KAH Transportes owner accused of harassing witnesses in human trafficking case
September 9, 2020
KAH Transportes owner Carl Hemphill allegedly harassed and threatened potential witnesses, according to a protection order filed on behalf of the trucker plaintiff who is suing Hemphill for human trafficking.
On Sept. 1, Jose Enrique Castillo Chadez filed a motion for protective order against Hemphill as litigation continues in his human trafficking case. In May 2018, Castillo filed a lawsuit against Hemphill, his wife and the businesses they own. Allegations include forced labor, human trafficking, Fair Labor Standards Act violations, Pennsylvania wage law violations, and breach of contract.
Hemphill recruited Castillo as a trucker in Mexico on an H-2B visa. However, Castillo’s role eventually turned into what is described as “forced labor and involuntary servitude” in the complaint. For more details about the case, click here.

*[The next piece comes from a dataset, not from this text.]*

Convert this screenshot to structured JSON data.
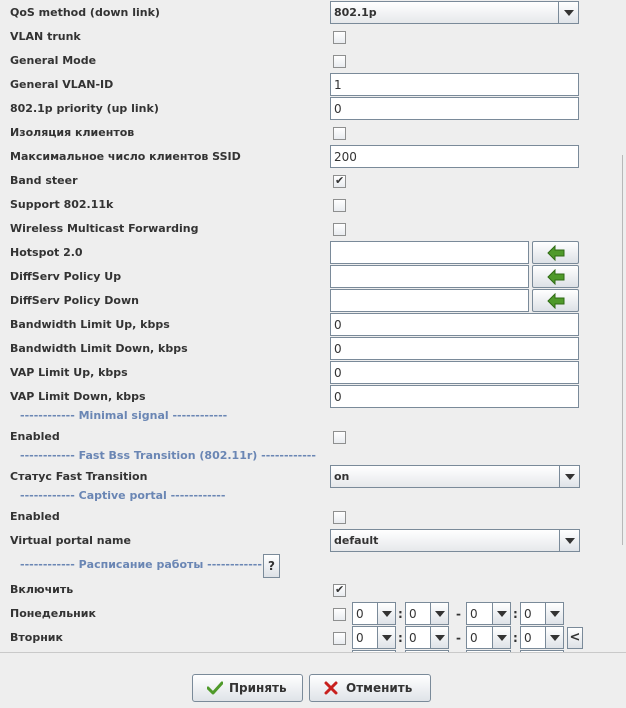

Allegations of harassing and threatening witnesses in human trafficking case
Several weeks prior to filing the protective order request, Hemphill allegedly sent more than 300 harassing and threatening text messages over a period of more than three hours to a witness in Castillo’s case.

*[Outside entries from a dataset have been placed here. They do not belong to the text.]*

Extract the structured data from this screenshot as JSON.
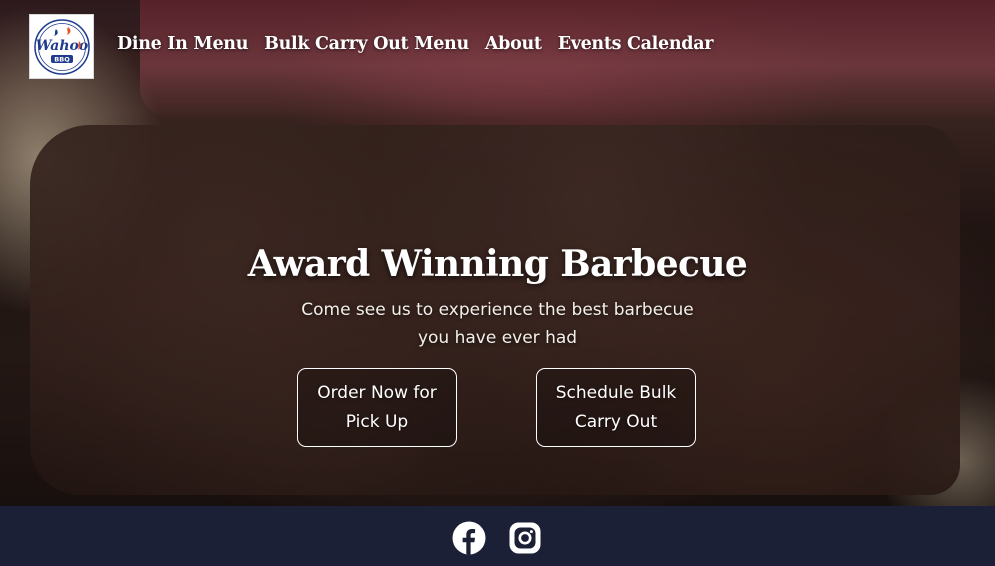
{
  "brand": {
    "logo_text": "Wahoo",
    "logo_subtext": "BBQ"
  },
  "nav": {
    "items": [
      {
        "label": "Dine In Menu"
      },
      {
        "label": "Bulk Carry Out Menu"
      },
      {
        "label": "About"
      },
      {
        "label": "Events Calendar"
      }
    ]
  },
  "hero": {
    "title": "Award Winning Barbecue",
    "subtitle": "Come see us to experience the best barbecue you have ever had",
    "buttons": [
      {
        "label": "Order Now for Pick Up"
      },
      {
        "label": "Schedule Bulk Carry Out"
      }
    ]
  },
  "footer": {
    "social": [
      {
        "icon": "facebook-icon"
      },
      {
        "icon": "instagram-icon"
      }
    ]
  },
  "colors": {
    "footer_bg": "#1c2036",
    "text": "#ffffff",
    "logo_blue": "#1f3b8f",
    "logo_accent": "#e0562a"
  }
}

The witness who was allegedly harassed is a former employee of KAH Transportes, the company owned by Hemphill where Castillo was hired to be a trucker.

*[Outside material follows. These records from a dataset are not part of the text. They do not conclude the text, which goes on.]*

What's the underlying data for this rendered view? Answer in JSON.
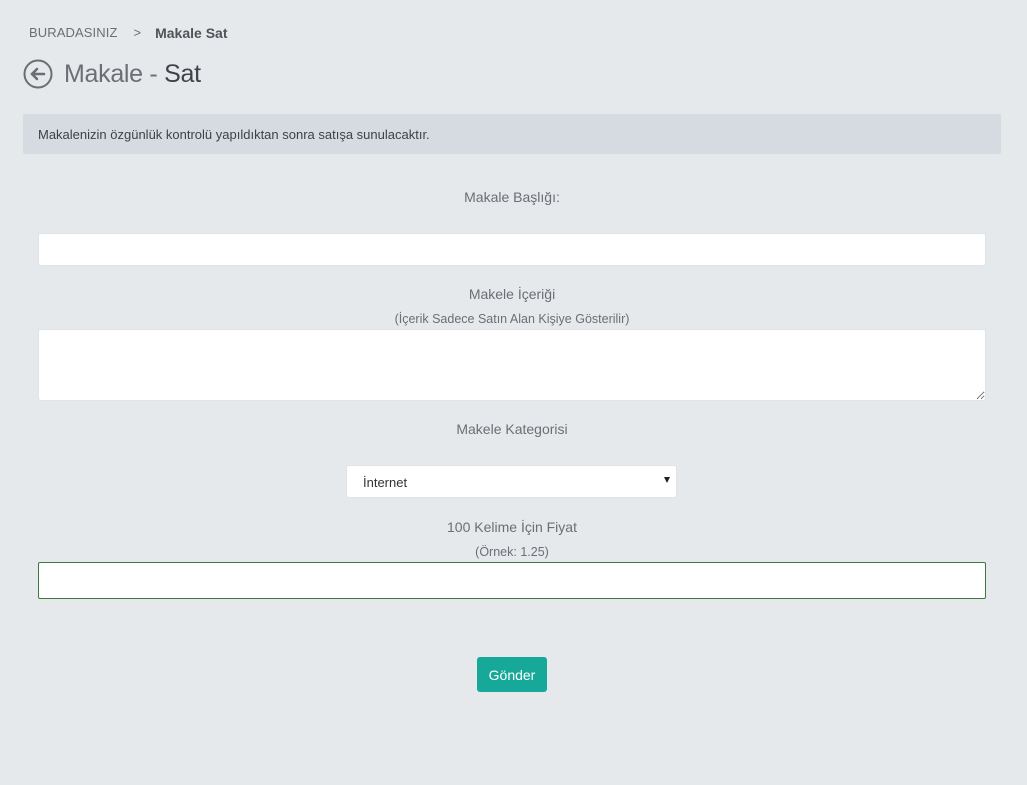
{
  "breadcrumb": {
    "root": "BURADASINIZ",
    "separator": ">",
    "current": "Makale Sat"
  },
  "header": {
    "title_light": "Makale - ",
    "title_strong": "Sat",
    "back_icon": "arrow-left-circle-icon"
  },
  "alert": {
    "text": "Makalenizin özgünlük kontrolü yapıldıktan sonra satışa sunulacaktır."
  },
  "form": {
    "title_field": {
      "label": "Makale Başlığı:",
      "value": ""
    },
    "content_field": {
      "label": "Makele İçeriği",
      "hint": "(İçerik Sadece Satın Alan Kişiye Gösterilir)",
      "value": ""
    },
    "category_field": {
      "label": "Makele Kategorisi",
      "selected": "İnternet",
      "arrow_icon": "caret-down-icon"
    },
    "price_field": {
      "label": "100 Kelime İçin Fiyat",
      "hint": "(Örnek: 1.25)",
      "value": ""
    },
    "submit_label": "Gönder"
  },
  "colors": {
    "background": "#e5e9ec",
    "alert_background": "#d5dbe0",
    "button": "#16a99a",
    "focus_border": "#3c7a3c"
  }
}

According to court documents, the witnesses received an unsolicited text message from Hemphill on July 30. For the next three hours, Hemphill would send the witness hundreds of messages. Castillo alleges that the messages accuse the witness of being “a lying rat” and a “sub human (sic) criminal.” Hemphill allegedly made references to the witness’ family members and their locations.
Similar to threats against Castillo outlined in the human trafficking complaint, Hemphill is accused of threatening to report the witness to legal authorities, including the IRS and federal and state agencies.
This is not the first time Hemphill has tried to use intimidation during litigation. The protective order request reveals that in July 2018 Hemphill and his wife gave information to the Homeland Security Investigations in Philadelphia about Castillo and other witnesses. According to Castillo, this was an attempt to have them removed from the United States. Hemphill has admitted to waiting outside one witness’ house taking “surreptitious photographs to obtain information with the aim of having that witness deported,” according to court documents.
Hemphill and his attorney also are accused of asking a series of irrelevant and harassing questions during a witness’ deposition in the human trafficking case. The most recent harassment via text message came after Hemphill retained additional counsel. Based on that information, Castillo claims “this indicates that court intervention is necessary to control (Hemphill’s) conduct.”
“Absent a specific court order, there is no reason to believe that Mr. Hemphill will respect the authority of this court or cease his harassing behavior,” the motion for protective order states.
This is not the first setback for Hemphill. In July, Judge Gerald Austin McHugh of the U.S. District Court for the Eastern District of Pennsylvania dismissed a case between Hemphill and his insurer, Landmark Insurance Co. Hemphill sued the insurer for not defending him in Castillo’s lawsuit. However, the court determined that the insurance policy does not cover human trafficking.